True rest is a willful relinquishment of our personal sovereignty. We give up the delusion that our accomplishments are as important as we think they are. We give up the constant pressure to perform, and we enter the presence of God with nothing to prove, nothing to accomplish. In this way, true rest is quite a bit like sleep. Why are humans programmed to sleep? It serves its biological function, to be sure, but it also serves as a mandatory reminder that we are not in control. We must relinquish ourselves to the sovereignty of God each and every day, to let go and accept the fact that the world will not fall apart just because we've fallen asleep. True rest is like that. It is an acknowledgement that we are human, and that God is God. And in the practice of contemplation--whether it's silent prayer or meditation on the Word or a slow and thoughtful walk in the woods--we begin to see things as they truly are. And then, with that perspective, we realize that although our work is important, it is not as important as we've made it out to be. We realize that it is in detachment from those things that we hold dear, those things that we try to use to define ourselves--our work, our stuff, our family, our status, our accomplishments--it's in detachment from these things that we draw close to God.

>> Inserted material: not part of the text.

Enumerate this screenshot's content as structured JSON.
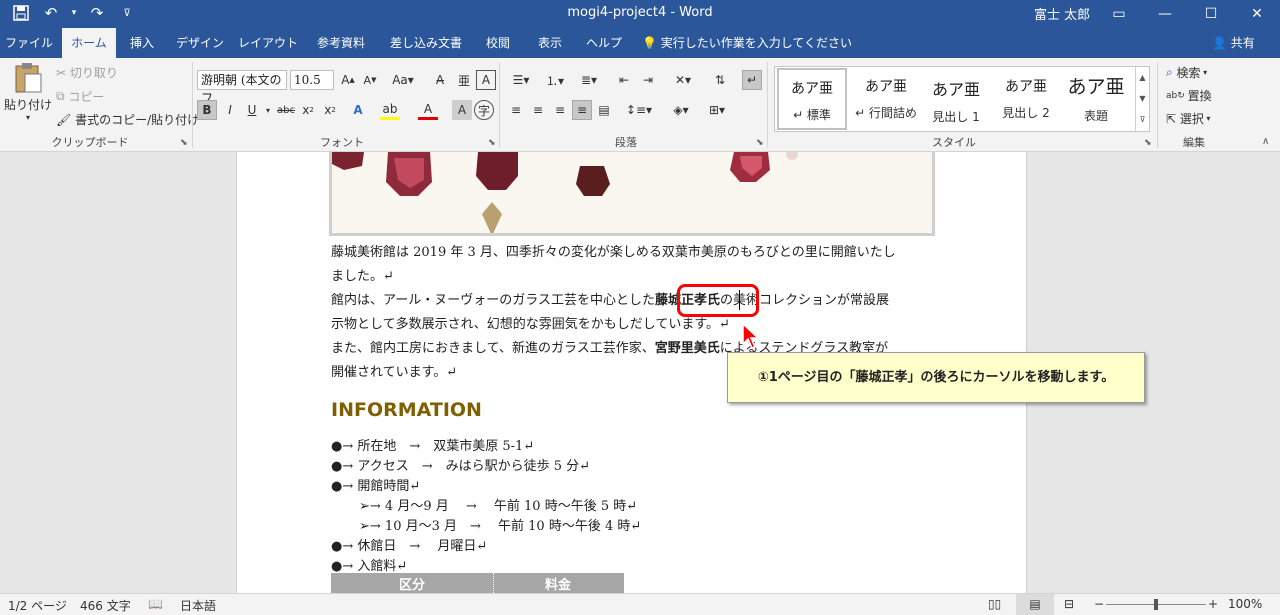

A Season of Rest
These are lessons I'm still learning. These past few months haven't been one long, blissful moment of mystical contemplation. I've done my fair share of "wasting" time and cluttering my life with petty distractions. But I've also been able to pray now and then, to establish new disciplines in my life, to read and write and think without worrying that I'm somehow being a poor steward of my time. I've been able to pursue the contemplative life, to devote myself to those things that ought to be pursued as ends rather than merely as means. My hope is that when I return to work--the work of partnering with God's ministry in Calais, Maine--I'll be able to hold on to these perspectives, to take time for true, deep rest, and to put down my slow and tentative roots into the restful heart of God.
I'll close with a quote from Goethe: "I have never bothered or asked in what way I was useful to society as a whole; I contented myself with expressing what I recognized as good and true. That has certainly been useful in a wide circle; but that was not the aim; it was the necessary result."
Note to My Readers: Due to the busyness of my summer schedule, in which I'm serving as a camp pastor on top of my normal duties, I'll be putting my ongoing Thursday and Friday series on hold until mid-August. All other days will continue to feature new content as usual, and the Thursday and Friday slots will offer devotional and theological reflections (heretofore unpublished) from my seminary years.